[Stored data entries]
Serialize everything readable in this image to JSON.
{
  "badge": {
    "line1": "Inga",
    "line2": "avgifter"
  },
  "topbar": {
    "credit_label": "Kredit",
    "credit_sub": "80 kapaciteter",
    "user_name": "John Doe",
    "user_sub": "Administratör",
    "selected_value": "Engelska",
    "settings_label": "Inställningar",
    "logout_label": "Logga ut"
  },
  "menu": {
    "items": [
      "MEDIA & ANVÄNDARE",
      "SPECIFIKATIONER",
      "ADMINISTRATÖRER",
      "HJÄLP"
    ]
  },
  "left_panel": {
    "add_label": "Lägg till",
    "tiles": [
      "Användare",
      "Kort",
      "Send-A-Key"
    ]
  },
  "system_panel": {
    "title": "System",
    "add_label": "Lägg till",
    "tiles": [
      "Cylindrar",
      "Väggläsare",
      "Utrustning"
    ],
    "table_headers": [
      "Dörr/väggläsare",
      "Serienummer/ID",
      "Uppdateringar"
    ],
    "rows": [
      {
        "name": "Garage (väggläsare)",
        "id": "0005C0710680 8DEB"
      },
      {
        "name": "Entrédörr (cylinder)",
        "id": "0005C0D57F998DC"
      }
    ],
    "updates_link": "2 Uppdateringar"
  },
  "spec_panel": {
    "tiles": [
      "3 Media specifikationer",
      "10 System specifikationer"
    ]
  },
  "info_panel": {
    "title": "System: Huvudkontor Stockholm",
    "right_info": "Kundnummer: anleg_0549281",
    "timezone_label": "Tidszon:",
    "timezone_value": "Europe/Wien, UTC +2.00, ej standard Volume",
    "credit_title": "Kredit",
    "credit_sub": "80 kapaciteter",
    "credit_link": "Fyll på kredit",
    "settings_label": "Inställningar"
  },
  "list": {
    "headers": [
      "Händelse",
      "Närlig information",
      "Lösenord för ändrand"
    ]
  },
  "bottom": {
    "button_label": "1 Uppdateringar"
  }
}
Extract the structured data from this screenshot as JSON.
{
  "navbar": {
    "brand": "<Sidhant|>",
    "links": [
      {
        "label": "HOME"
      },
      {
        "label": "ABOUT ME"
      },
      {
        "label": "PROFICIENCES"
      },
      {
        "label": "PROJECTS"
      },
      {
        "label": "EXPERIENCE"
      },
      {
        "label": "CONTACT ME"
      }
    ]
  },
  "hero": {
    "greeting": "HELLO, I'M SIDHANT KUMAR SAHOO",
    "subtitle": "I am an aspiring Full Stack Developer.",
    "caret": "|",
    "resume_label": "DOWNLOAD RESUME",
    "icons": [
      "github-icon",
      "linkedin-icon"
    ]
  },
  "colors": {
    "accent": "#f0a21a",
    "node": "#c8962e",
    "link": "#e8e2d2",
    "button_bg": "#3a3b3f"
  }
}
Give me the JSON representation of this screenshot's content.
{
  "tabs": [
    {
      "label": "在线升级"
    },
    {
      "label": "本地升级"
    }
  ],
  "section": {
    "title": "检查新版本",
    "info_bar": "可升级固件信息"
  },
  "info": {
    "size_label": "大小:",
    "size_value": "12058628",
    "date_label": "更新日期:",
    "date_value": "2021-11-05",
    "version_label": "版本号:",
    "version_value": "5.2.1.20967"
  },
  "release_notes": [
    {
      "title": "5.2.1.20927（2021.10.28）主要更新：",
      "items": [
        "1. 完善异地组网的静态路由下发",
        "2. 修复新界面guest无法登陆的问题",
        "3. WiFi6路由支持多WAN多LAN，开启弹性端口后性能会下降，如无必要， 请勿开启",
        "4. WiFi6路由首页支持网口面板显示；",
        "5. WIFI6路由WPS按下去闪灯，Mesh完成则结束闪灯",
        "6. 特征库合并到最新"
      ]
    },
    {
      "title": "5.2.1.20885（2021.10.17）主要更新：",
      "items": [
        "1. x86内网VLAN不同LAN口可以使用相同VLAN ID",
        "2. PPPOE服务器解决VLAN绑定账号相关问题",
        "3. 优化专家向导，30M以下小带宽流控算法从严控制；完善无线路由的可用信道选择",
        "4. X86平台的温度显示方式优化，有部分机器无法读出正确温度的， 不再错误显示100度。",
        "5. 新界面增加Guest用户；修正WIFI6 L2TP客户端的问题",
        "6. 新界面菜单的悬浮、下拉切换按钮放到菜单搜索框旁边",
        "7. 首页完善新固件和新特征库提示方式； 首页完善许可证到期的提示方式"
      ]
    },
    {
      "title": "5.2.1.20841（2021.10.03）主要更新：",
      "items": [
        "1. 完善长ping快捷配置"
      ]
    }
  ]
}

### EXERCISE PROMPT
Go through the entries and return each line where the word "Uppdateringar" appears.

### EXERCISE RESPONSE
      "Uppdateringar"
    "updates_link": "2 Uppdateringar"
    "button_label": "1 Uppdateringar"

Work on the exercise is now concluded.